ASSIGNMENT
If a line in the entries below holds the string "icon", copy it.

Excerpts from an interface dataset
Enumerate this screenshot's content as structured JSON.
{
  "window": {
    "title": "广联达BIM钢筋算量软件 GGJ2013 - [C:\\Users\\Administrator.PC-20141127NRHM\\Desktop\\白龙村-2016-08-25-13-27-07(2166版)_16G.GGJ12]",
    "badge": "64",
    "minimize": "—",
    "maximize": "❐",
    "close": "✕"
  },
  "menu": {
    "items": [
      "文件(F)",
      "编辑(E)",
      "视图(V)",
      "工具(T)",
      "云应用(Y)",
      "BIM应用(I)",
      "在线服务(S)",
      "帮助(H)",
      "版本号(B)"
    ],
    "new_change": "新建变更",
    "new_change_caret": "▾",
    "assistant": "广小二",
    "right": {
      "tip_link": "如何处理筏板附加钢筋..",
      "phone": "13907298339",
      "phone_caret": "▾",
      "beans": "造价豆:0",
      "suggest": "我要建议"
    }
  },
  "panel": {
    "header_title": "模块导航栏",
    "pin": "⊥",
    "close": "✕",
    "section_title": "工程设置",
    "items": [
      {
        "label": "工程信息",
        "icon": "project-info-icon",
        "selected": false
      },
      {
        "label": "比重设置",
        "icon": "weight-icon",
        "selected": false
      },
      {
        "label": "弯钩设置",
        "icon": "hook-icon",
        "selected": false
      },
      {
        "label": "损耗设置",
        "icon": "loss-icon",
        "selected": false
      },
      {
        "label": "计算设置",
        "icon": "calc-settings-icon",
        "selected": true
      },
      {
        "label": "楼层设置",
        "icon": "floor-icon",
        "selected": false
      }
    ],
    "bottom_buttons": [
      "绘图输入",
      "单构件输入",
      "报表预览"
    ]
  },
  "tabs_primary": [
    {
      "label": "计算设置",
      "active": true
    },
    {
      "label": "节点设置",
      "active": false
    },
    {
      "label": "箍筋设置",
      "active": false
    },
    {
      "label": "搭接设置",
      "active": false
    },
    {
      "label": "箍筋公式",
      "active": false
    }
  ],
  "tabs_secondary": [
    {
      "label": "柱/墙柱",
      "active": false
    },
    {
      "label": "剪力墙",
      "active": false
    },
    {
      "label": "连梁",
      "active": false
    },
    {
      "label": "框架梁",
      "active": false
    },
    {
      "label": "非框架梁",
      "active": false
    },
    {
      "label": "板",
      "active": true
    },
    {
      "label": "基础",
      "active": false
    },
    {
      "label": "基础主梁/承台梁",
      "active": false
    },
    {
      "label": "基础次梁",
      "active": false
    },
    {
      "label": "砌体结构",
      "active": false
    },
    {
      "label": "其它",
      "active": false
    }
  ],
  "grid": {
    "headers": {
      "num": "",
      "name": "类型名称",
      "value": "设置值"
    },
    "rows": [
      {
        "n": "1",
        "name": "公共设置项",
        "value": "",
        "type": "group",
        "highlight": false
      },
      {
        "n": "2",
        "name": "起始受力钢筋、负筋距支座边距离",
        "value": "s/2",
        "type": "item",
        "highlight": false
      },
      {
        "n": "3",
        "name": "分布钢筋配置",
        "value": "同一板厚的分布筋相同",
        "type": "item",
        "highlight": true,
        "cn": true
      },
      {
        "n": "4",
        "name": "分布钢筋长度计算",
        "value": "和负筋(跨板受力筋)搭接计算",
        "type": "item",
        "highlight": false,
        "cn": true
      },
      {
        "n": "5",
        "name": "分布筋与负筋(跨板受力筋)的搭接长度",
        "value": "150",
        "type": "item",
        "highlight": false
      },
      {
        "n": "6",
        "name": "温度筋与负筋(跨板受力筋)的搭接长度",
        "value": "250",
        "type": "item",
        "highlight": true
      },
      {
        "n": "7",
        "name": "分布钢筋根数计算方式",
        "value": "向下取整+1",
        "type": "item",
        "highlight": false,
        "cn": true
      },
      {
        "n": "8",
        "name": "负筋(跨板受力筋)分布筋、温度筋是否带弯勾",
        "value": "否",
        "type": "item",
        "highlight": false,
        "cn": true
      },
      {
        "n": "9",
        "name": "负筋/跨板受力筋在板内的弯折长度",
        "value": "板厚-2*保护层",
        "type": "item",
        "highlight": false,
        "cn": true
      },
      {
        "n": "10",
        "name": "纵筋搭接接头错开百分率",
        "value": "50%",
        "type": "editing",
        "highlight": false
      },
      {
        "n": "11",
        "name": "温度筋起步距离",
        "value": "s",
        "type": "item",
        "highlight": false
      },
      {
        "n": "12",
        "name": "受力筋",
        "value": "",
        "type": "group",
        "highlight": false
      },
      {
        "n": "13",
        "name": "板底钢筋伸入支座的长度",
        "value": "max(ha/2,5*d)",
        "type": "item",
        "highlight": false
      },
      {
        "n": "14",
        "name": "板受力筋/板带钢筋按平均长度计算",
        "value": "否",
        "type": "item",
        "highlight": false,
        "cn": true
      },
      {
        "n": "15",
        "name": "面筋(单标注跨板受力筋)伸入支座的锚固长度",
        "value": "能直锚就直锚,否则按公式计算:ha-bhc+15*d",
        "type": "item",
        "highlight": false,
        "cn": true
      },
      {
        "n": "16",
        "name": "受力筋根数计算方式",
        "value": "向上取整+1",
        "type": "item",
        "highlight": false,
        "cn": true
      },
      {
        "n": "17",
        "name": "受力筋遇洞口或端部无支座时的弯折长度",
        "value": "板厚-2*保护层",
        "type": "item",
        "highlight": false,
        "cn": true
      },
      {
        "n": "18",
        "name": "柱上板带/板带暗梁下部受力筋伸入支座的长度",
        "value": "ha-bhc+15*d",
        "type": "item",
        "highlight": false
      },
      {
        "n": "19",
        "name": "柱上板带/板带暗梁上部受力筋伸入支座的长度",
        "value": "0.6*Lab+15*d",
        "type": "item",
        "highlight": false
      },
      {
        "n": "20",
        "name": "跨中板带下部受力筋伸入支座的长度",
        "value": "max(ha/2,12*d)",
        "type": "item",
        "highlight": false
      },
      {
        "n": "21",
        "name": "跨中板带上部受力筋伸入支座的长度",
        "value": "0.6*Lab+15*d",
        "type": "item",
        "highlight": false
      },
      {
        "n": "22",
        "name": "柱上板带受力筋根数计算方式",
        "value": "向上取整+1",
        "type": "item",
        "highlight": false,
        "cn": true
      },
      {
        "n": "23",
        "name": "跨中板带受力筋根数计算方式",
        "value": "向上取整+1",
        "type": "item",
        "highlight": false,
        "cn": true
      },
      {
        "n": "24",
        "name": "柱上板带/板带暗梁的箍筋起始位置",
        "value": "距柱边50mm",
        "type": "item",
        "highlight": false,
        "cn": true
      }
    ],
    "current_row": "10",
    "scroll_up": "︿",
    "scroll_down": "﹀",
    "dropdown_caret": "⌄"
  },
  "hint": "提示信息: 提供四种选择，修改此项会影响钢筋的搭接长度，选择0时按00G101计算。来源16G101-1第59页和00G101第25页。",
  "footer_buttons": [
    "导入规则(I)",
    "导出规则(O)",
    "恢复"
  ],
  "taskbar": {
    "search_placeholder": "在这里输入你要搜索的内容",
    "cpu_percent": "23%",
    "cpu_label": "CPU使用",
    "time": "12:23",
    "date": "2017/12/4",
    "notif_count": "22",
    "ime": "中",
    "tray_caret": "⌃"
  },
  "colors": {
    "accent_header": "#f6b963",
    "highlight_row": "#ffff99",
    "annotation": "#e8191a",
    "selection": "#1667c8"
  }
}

REPLY TO THE TASK
        "icon": "project-info-icon",
        "icon": "weight-icon",
        "icon": "hook-icon",
        "icon": "loss-icon",
        "icon": "calc-settings-icon",
        "icon": "floor-icon",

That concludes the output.